A Visitation from God for a sin of a Singular and Awful Nature

If any of the visitors to this site have shied away from immersing themselves in the transcriptions of the newspapers, then I urge them to get stuck into doing so, because they show starkly how much has changed in our culture and how much has stayed the same. Right the way back to the earliest newspapers, there is a thread of common humanity, decency and neighbourliness, which contrasts with the wild fluctuations in superstition, belief, attitude, prejudice and fantasy

Here is the story of a man whose fate 'was decreed by an all wise Providence', to be struck down by a 'visitation of God' for the sin 'of a singular and awful nature', that of gathering wood from the local hedges and coppices. God, at the time, seems to have been on the side of the farmers!

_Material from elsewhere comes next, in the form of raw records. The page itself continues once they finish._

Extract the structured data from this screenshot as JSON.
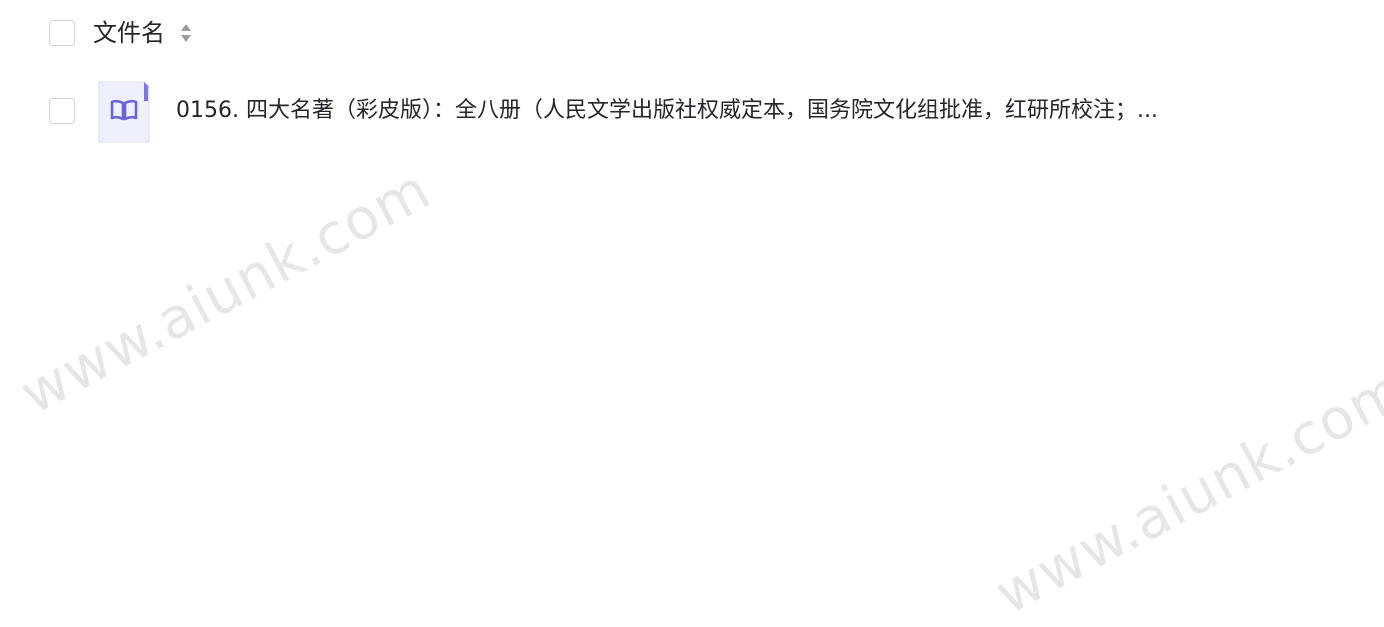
{
  "table": {
    "header": {
      "column_label": "文件名",
      "sort_icon": "sort-up-down-icon"
    },
    "rows": [
      {
        "icon": "book-file-icon",
        "name": "0156. 四大名著（彩皮版）：全八册（人民文学出版社权威定本，国务院文化组批准，红研所校注；..."
      }
    ]
  },
  "watermarks": [
    "www.aiunk.com",
    "www.aiunk.com"
  ],
  "colors": {
    "text": "#25262b",
    "checkbox_border": "#d2d4d9",
    "icon_bg": "#eef0fb",
    "icon_accent": "#6b63d6",
    "watermark": "#e6e6e6"
  }
}
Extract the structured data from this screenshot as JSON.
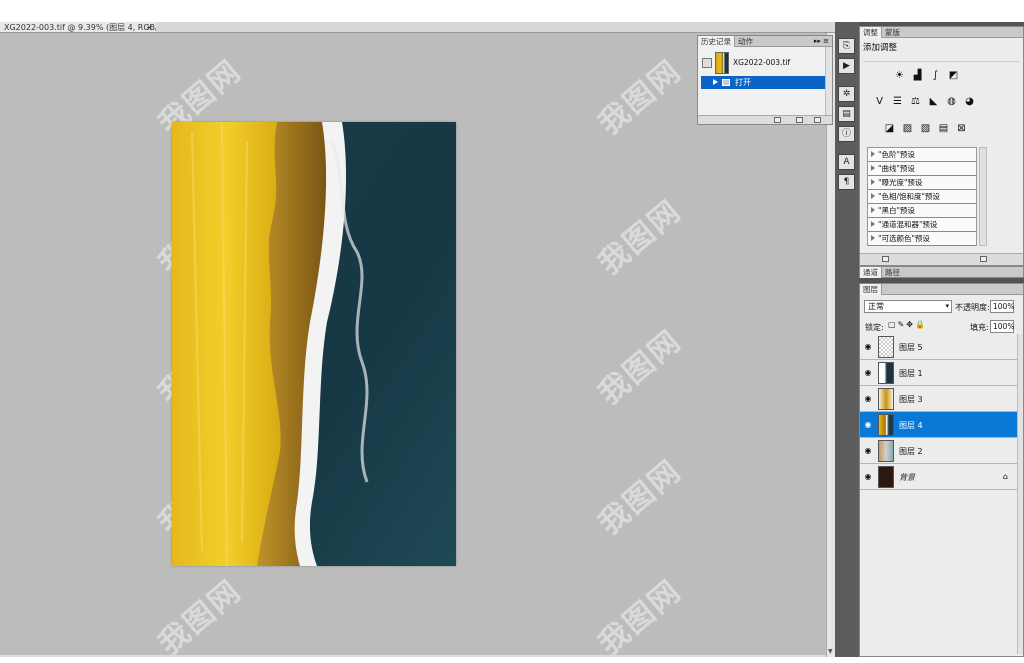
{
  "document": {
    "tab_title": "XG2022-003.tif @ 9.39% (图层 4, RGB/8)",
    "close_glyph": "×"
  },
  "watermark_text": "我图网",
  "history_panel": {
    "tabs": [
      "历史记录",
      "动作"
    ],
    "snapshot_label": "XG2022-003.tif",
    "steps": [
      "打开"
    ]
  },
  "adjustments_panel": {
    "tabs": [
      "调整",
      "蒙版"
    ],
    "title": "添加调整",
    "row1_icons": [
      "brightness-contrast-icon",
      "levels-icon",
      "curves-icon",
      "exposure-icon"
    ],
    "row2_icons": [
      "vibrance-icon",
      "hue-saturation-icon",
      "color-balance-icon",
      "black-white-icon",
      "photo-filter-icon",
      "channel-mixer-icon"
    ],
    "row3_icons": [
      "invert-icon",
      "posterize-icon",
      "threshold-icon",
      "gradient-map-icon",
      "selective-color-icon"
    ],
    "presets": [
      "\"色阶\"预设",
      "\"曲线\"预设",
      "\"曝光度\"预设",
      "\"色相/饱和度\"预设",
      "\"黑白\"预设",
      "\"通道混和器\"预设",
      "\"可选颜色\"预设"
    ]
  },
  "channels_panel": {
    "tabs": [
      "通道",
      "路径"
    ]
  },
  "layers_panel": {
    "tab": "图层",
    "blend_mode": "正常",
    "opacity_label": "不透明度:",
    "opacity_value": "100%",
    "lock_label": "锁定:",
    "fill_label": "填充:",
    "fill_value": "100%",
    "layers": [
      {
        "name": "图层 5",
        "selected": false
      },
      {
        "name": "图层 1",
        "selected": false
      },
      {
        "name": "图层 3",
        "selected": false
      },
      {
        "name": "图层 4",
        "selected": true
      },
      {
        "name": "图层 2",
        "selected": false
      },
      {
        "name": "背景",
        "selected": false,
        "locked": true
      }
    ]
  }
}
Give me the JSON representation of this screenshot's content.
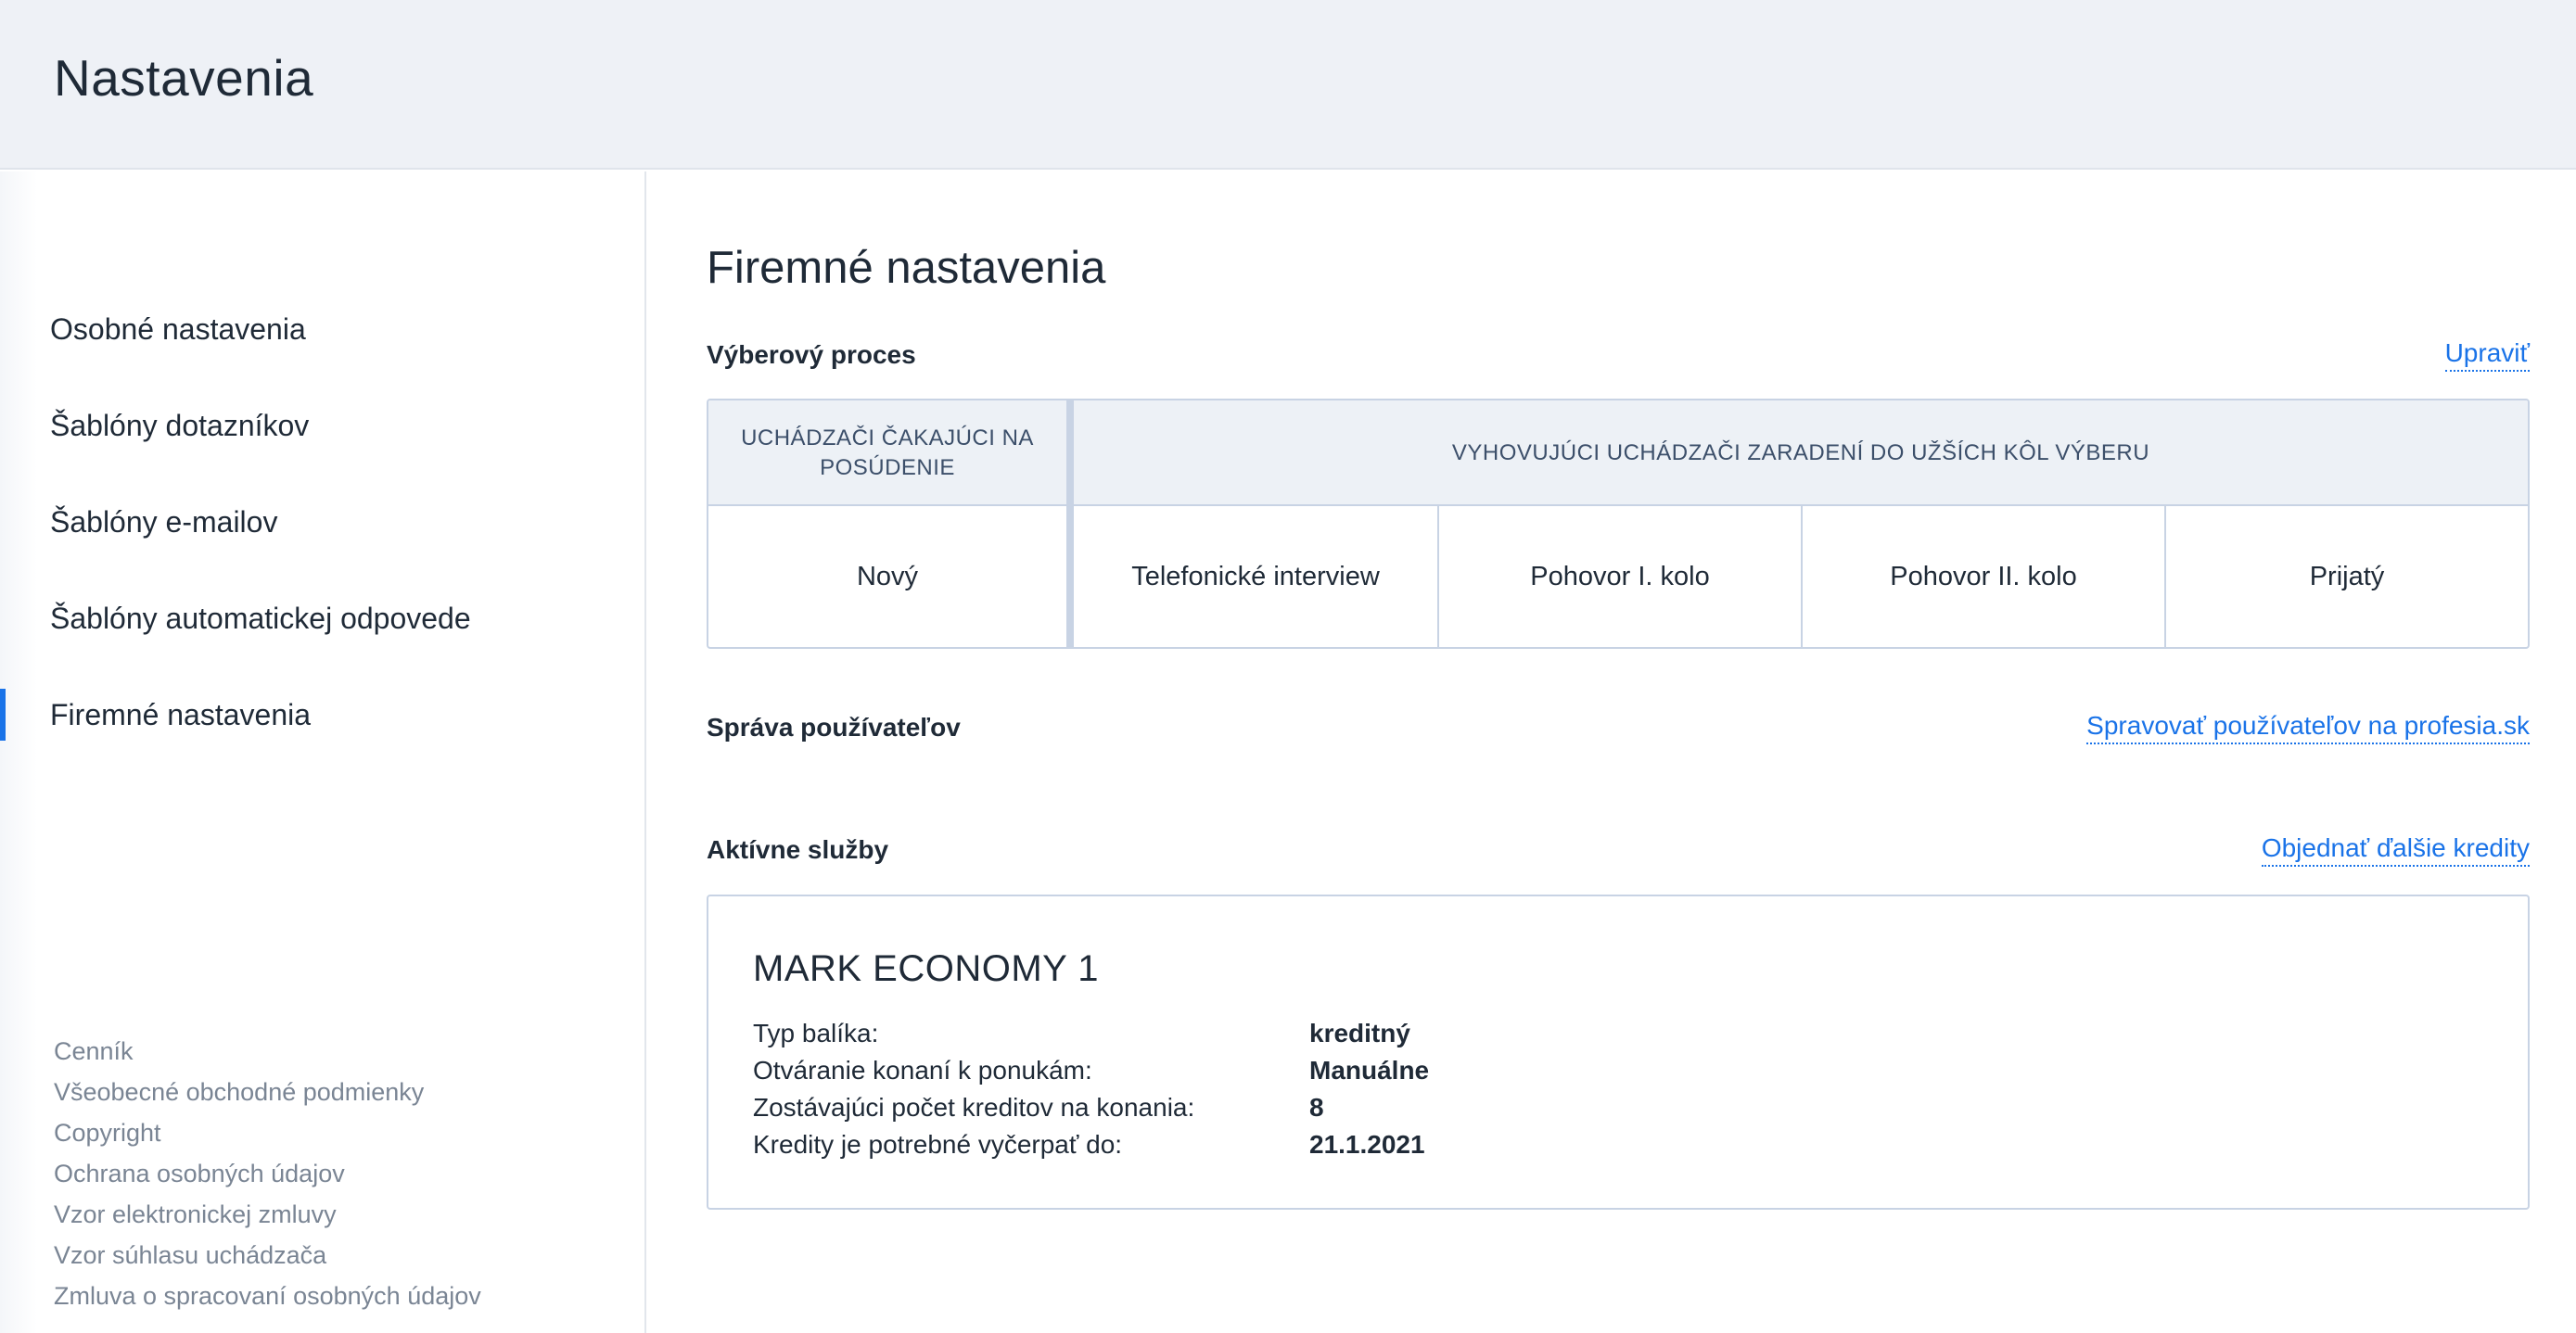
{
  "header": {
    "title": "Nastavenia"
  },
  "sidebar": {
    "items": [
      {
        "label": "Osobné nastavenia"
      },
      {
        "label": "Šablóny dotazníkov"
      },
      {
        "label": "Šablóny e-mailov"
      },
      {
        "label": "Šablóny automatickej odpovede"
      },
      {
        "label": "Firemné nastavenia",
        "active": true
      }
    ],
    "footer_links": [
      "Cenník",
      "Všeobecné obchodné podmienky",
      "Copyright",
      "Ochrana osobných údajov",
      "Vzor elektronickej zmluvy",
      "Vzor súhlasu uchádzača",
      "Zmluva o spracovaní osobných údajov"
    ]
  },
  "main": {
    "title": "Firemné nastavenia",
    "selection_process": {
      "label": "Výberový proces",
      "edit_link": "Upraviť",
      "header_waiting": "UCHÁDZAČI ČAKAJÚCI NA POSÚDENIE",
      "header_shortlist": "VYHOVUJÚCI UCHÁDZAČI ZARADENÍ DO UŽŠÍCH KÔL VÝBERU",
      "stages": [
        "Nový",
        "Telefonické interview",
        "Pohovor I. kolo",
        "Pohovor II. kolo",
        "Prijatý"
      ]
    },
    "user_management": {
      "label": "Správa používateľov",
      "link": "Spravovať používateľov na profesia.sk"
    },
    "active_services": {
      "label": "Aktívne služby",
      "link": "Objednať ďalšie kredity",
      "service": {
        "name": "MARK ECONOMY 1",
        "rows": [
          {
            "key": "Typ balíka:",
            "value": "kreditný"
          },
          {
            "key": "Otváranie konaní k ponukám:",
            "value": "Manuálne"
          },
          {
            "key": "Zostávajúci počet kreditov na konania:",
            "value": "8"
          },
          {
            "key": "Kredity je potrebné vyčerpať do:",
            "value": "21.1.2021"
          }
        ]
      }
    }
  },
  "colors": {
    "accent": "#1a73e8",
    "header_bg": "#eef1f6",
    "border": "#c8d3e4"
  }
}
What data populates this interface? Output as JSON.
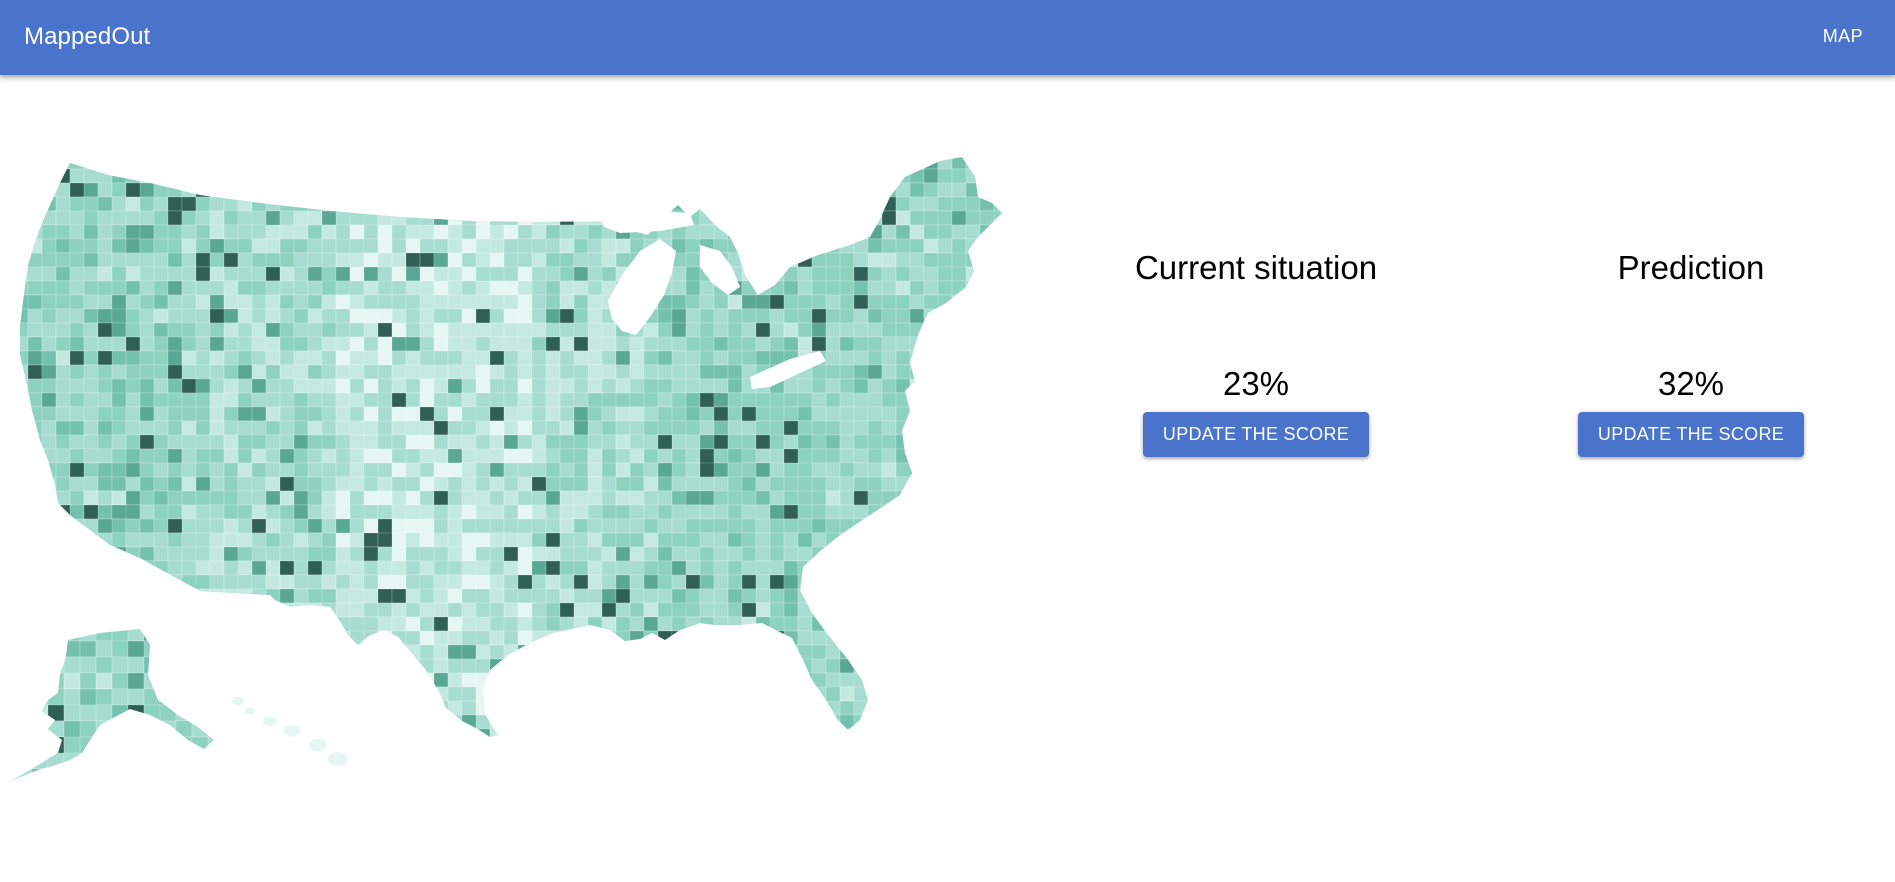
{
  "appbar": {
    "brand": "MappedOut",
    "nav_map": "MAP",
    "color": "#4a74cb"
  },
  "map": {
    "icon": "us-county-choropleth-map",
    "palette": [
      "#e6f6f2",
      "#c4e9e0",
      "#a6ddd0",
      "#8dd1bf",
      "#74c2ad",
      "#5aa794",
      "#2f5f55"
    ],
    "background": "#ffffff"
  },
  "current": {
    "title": "Current situation",
    "value": "23%",
    "button_label": "UPDATE THE SCORE"
  },
  "prediction": {
    "title": "Prediction",
    "value": "32%",
    "button_label": "UPDATE THE SCORE"
  }
}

December 19th 1821

On Saturday last an inquest was held at the house of Mr Robert Lanchester at Foxearth by Orbell Hustler, Coroner of the Duchy of Lanchester within Essex on the body of William Clark aged 75. It appeared that deceased was a pauper of Glemsford adjoining the parish of Foxearth and that about seven in the evening on the 5th inst he left his house in good health with the intention of stealing wood. Not returning home during the night a search was made the following morning and in a field in the parish of Foxearth he was discovered lying upon a bank, quite dead. No marks of violence appearing on his person. The jury retuned a verdict of died by the visitation of God.

A circumstance of a singular and awful nature was disclosed on the examination of one of the witnesses who stated that deceased had been in the habit during the greater part of his life of trespassing upon the property of the farmers in the neighbourhood and cropping their trees, cutting up their hedges and stealing their wood; but on being remonstrated by the witness only a few days before his death upon the impropriety of such conduct, he apparently became sensible of the heinousness of his offence and declared that if ever he went out again in the night for the purpose of stealing wood, he hoped he would not return home alive. It appeared however that he soon forsook his good resolution and again left his house for the same object, but it was decreed by an all wise Providence that it should be his last attempt to rob his neighbours, being found the next morning as above stated, a lifeless corpse with the wood that he had stolen lying by his side. The relatives of the deceased requested that his body might be laid by the side of his wife at Glemsford but not being able to afford to pay 20 shillings for its removal he was buried in the village where he was found by the parish officers. On Tuesday night following he was disinterred by a party of his neighbours and a grave being prepared, he was deposited in the desired spot at Glemsford.